Exercise brief: For each line in the records that contains "libraries", make a copy.

Given data:
^^^^^^^^

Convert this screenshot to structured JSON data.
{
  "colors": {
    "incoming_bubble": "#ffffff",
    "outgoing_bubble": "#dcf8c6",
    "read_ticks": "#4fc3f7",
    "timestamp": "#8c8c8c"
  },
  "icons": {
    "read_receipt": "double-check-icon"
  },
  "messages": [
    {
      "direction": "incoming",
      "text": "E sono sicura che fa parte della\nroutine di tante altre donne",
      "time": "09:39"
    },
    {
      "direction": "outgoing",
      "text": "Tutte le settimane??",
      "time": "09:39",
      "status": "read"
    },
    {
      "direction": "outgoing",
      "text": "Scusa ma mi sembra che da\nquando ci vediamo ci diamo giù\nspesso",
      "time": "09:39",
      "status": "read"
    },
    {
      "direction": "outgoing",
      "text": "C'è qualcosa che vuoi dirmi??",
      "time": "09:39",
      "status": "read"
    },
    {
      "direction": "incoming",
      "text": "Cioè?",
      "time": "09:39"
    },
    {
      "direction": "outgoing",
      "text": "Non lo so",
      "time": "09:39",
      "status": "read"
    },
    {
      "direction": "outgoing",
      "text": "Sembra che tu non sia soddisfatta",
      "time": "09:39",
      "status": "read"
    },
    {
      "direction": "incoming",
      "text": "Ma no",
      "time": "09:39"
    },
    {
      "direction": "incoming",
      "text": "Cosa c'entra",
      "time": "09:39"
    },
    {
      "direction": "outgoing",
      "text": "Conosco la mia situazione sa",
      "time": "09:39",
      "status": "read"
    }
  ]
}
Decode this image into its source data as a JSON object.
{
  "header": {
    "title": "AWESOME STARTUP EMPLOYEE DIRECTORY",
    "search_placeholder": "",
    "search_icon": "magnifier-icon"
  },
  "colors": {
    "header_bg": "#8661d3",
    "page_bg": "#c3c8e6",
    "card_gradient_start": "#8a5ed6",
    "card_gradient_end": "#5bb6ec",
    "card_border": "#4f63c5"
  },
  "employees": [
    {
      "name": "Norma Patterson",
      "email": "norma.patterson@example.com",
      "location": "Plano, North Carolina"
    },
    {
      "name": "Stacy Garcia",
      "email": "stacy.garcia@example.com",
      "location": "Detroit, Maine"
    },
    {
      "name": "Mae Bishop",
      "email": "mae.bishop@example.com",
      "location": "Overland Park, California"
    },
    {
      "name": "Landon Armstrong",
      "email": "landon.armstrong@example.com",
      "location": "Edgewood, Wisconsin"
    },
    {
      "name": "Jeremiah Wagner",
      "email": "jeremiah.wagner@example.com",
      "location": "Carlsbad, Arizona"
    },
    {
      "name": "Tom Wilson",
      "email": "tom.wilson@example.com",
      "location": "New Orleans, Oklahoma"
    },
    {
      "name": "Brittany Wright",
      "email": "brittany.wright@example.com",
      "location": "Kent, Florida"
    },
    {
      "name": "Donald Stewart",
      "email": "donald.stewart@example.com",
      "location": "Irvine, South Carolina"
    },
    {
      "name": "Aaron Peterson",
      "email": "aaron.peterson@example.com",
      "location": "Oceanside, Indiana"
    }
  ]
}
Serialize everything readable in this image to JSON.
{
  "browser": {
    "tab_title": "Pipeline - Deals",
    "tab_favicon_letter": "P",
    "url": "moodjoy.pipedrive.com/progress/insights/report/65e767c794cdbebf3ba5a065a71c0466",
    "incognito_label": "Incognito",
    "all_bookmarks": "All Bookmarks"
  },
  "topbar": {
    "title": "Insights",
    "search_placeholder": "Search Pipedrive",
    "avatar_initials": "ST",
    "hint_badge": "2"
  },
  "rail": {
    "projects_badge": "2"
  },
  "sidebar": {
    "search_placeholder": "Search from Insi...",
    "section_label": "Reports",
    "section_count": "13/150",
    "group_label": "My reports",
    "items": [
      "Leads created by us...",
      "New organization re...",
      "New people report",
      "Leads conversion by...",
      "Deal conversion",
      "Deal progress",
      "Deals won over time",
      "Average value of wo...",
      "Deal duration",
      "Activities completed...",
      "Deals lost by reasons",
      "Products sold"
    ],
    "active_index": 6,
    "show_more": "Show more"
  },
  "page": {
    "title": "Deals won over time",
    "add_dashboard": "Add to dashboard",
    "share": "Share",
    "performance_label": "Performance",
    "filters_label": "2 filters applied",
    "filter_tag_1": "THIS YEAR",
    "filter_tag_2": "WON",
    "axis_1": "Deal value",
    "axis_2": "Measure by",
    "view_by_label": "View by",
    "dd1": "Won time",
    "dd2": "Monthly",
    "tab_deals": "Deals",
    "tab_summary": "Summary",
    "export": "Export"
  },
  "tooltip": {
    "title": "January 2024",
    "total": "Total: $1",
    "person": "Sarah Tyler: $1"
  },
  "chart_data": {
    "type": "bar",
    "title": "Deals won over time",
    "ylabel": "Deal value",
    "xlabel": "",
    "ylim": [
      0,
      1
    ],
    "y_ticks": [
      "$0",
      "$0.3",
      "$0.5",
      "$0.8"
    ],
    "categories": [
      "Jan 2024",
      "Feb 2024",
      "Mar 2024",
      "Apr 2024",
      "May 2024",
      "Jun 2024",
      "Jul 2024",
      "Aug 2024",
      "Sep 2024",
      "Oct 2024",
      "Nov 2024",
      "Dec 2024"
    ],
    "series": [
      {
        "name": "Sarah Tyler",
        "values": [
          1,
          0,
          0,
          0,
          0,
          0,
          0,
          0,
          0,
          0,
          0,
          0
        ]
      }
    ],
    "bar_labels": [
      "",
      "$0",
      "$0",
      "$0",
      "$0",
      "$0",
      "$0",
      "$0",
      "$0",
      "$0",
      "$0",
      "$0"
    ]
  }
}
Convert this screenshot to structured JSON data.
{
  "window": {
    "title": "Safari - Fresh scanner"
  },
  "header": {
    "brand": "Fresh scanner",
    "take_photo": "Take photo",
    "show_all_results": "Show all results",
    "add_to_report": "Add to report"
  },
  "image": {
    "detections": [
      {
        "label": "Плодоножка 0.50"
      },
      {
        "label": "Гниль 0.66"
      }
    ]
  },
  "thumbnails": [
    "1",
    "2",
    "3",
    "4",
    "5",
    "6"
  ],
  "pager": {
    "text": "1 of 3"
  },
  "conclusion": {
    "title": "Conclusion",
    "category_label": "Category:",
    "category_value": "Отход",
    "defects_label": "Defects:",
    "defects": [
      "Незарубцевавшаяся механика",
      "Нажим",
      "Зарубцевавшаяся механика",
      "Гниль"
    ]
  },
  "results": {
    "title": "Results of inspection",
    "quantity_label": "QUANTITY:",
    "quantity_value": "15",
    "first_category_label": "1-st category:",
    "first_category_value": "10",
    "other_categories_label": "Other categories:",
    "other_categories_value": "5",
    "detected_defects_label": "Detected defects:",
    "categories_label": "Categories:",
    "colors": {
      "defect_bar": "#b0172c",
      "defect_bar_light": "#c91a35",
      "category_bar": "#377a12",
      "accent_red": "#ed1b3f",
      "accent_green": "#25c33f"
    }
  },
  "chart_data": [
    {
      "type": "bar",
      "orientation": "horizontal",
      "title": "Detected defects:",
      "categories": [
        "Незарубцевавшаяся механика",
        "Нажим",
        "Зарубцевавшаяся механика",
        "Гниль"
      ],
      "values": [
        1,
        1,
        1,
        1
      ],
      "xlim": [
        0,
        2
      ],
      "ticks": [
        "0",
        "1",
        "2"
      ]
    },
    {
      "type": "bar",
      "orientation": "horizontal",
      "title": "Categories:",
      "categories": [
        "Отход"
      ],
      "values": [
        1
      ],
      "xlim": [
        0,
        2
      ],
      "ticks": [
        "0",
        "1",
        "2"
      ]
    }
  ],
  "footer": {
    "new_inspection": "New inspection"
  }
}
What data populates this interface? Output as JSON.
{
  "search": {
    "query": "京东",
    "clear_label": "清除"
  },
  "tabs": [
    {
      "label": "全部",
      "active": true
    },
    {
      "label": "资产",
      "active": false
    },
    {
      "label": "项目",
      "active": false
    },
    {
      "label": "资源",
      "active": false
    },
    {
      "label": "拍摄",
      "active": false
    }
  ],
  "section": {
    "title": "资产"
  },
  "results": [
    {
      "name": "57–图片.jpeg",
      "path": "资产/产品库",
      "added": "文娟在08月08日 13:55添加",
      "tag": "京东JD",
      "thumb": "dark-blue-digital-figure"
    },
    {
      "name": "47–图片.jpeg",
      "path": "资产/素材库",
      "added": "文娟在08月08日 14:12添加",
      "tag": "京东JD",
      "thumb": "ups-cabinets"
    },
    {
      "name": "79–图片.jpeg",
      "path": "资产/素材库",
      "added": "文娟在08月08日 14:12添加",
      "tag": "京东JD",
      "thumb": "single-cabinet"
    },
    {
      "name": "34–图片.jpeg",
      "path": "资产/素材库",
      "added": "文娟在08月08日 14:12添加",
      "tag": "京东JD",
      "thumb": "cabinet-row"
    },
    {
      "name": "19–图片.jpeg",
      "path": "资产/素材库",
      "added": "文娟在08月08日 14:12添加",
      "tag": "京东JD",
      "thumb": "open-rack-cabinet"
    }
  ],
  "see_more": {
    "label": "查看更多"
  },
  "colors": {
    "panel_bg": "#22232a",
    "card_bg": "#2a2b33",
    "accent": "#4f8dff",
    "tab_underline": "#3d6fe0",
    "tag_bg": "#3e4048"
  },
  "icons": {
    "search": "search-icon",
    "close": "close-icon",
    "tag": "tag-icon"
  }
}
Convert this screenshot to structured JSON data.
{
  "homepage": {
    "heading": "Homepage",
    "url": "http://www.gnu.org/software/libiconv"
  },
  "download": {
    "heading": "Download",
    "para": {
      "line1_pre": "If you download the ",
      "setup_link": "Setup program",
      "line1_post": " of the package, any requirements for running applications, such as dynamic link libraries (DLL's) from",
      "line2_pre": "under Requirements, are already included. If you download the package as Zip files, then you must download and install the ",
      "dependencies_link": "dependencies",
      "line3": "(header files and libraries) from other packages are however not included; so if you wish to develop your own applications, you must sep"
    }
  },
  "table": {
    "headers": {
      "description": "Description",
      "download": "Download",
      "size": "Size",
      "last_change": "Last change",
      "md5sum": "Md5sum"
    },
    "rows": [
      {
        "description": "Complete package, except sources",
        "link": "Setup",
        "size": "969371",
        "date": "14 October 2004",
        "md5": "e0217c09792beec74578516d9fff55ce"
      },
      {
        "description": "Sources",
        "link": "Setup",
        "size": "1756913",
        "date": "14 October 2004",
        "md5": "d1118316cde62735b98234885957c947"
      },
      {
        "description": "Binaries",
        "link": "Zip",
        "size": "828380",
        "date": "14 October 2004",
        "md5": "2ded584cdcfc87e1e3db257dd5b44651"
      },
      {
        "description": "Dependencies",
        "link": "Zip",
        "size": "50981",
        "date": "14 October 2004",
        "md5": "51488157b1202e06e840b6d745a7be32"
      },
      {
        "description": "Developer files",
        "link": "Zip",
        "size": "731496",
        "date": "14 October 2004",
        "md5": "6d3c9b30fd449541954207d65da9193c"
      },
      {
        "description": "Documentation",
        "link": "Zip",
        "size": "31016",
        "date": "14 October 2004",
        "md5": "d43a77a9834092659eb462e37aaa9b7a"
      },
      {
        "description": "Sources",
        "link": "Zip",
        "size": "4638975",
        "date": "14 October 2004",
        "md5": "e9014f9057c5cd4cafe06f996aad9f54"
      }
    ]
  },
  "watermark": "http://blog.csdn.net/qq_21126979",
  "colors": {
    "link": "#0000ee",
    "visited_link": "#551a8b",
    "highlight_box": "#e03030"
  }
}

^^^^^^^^

Your response:
      "line1_post": " of the package, any requirements for running applications, such as dynamic link libraries (DLL's) from",
      "line3": "(header files and libraries) from other packages are however not included; so if you wish to develop your own applications, you must sep"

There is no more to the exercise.